[Opening Data listing section]
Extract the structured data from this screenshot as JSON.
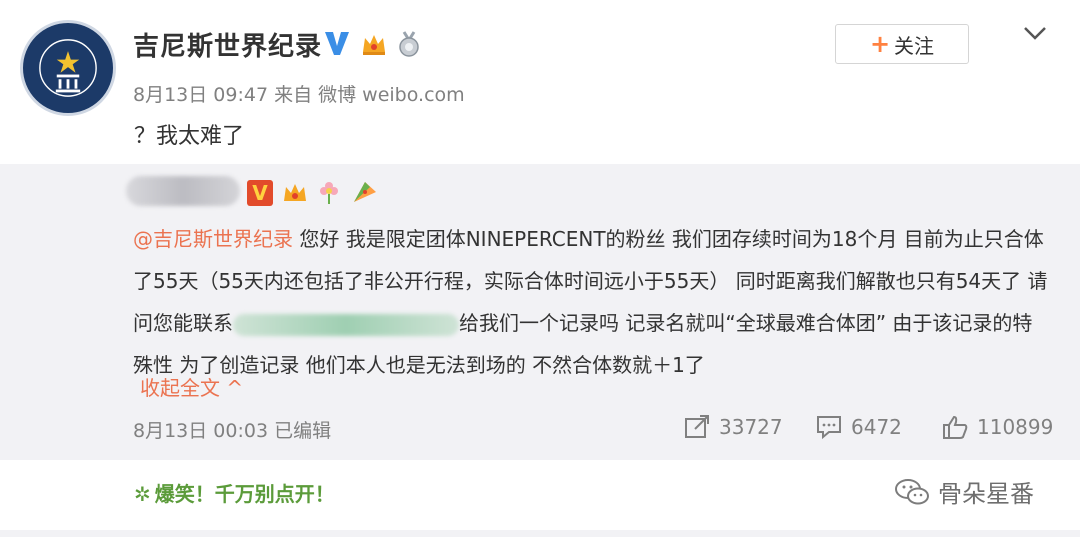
{
  "post": {
    "username": "吉尼斯世界纪录",
    "meta": "8月13日 09:47 来自 微博 weibo.com",
    "text": "？我太难了",
    "follow_label": "关注",
    "follow_plus": "+"
  },
  "repost": {
    "verified_label": "V",
    "mention": "@吉尼斯世界纪录",
    "text_part1": " 您好 我是限定团体NINEPERCENT的粉丝 我们团存续时间为18个月 目前为止只合体了55天（55天内还包括了非公开行程，实际合体时间远小于55天） 同时距离我们解散也只有54天了 请问您能联系",
    "text_part2": "给我们一个记录吗 记录名就叫“全球最难合体团” 由于该记录的特殊性 为了创造记录 他们本人也是无法到场的 不然合体数就＋1了",
    "collapse_label": "收起全文 ^",
    "meta": "8月13日 00:03  已编辑",
    "stats": {
      "reposts": "33727",
      "comments": "6472",
      "likes": "110899"
    }
  },
  "footer": {
    "promo": "爆笑！千万别点开！",
    "watermark": "骨朵星番"
  },
  "colors": {
    "accent_orange": "#eb7350",
    "follow_plus": "#ff8140",
    "promo_green": "#5b9b3a",
    "repost_bg": "#f2f2f5"
  },
  "icons": [
    "guinness-logo-avatar",
    "verified-v-icon",
    "crown-icon",
    "medal-icon",
    "chevron-down-icon",
    "flower-icon",
    "fan-icon",
    "repost-icon",
    "comment-icon",
    "like-icon",
    "sparkle-icon",
    "wechat-icon"
  ]
}
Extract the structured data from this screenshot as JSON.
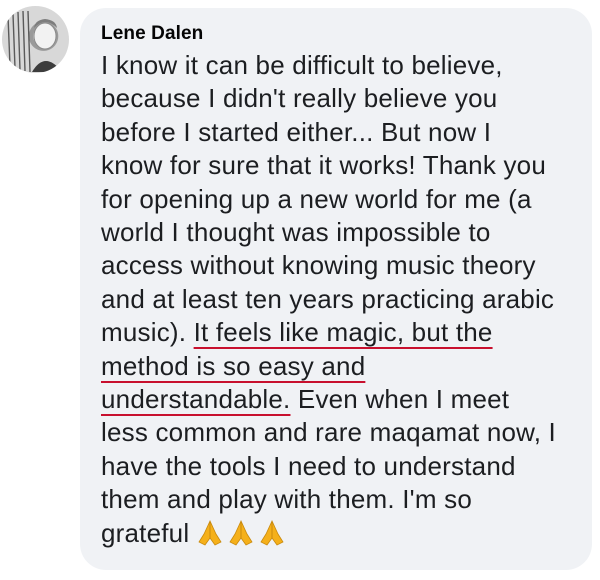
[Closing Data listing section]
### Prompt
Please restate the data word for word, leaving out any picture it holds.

### Reply
Extract the structured data from this screenshot as JSON.
{
  "post": {
    "username": "吉尼斯世界纪录",
    "meta": "8月13日 09:47 来自 微博 weibo.com",
    "text": "？我太难了",
    "follow_label": "关注",
    "follow_plus": "+"
  },
  "repost": {
    "verified_label": "V",
    "mention": "@吉尼斯世界纪录",
    "text_part1": " 您好 我是限定团体NINEPERCENT的粉丝 我们团存续时间为18个月 目前为止只合体了55天（55天内还包括了非公开行程，实际合体时间远小于55天） 同时距离我们解散也只有54天了 请问您能联系",
    "text_part2": "给我们一个记录吗 记录名就叫“全球最难合体团” 由于该记录的特殊性 为了创造记录 他们本人也是无法到场的 不然合体数就＋1了",
    "collapse_label": "收起全文 ^",
    "meta": "8月13日 00:03  已编辑",
    "stats": {
      "reposts": "33727",
      "comments": "6472",
      "likes": "110899"
    }
  },
  "footer": {
    "promo": "爆笑！千万别点开！",
    "watermark": "骨朵星番"
  },
  "colors": {
    "accent_orange": "#eb7350",
    "follow_plus": "#ff8140",
    "promo_green": "#5b9b3a",
    "repost_bg": "#f2f2f5"
  },
  "icons": [
    "guinness-logo-avatar",
    "verified-v-icon",
    "crown-icon",
    "medal-icon",
    "chevron-down-icon",
    "flower-icon",
    "fan-icon",
    "repost-icon",
    "comment-icon",
    "like-icon",
    "sparkle-icon",
    "wechat-icon"
  ]
}
Extract the structured data from this screenshot as JSON.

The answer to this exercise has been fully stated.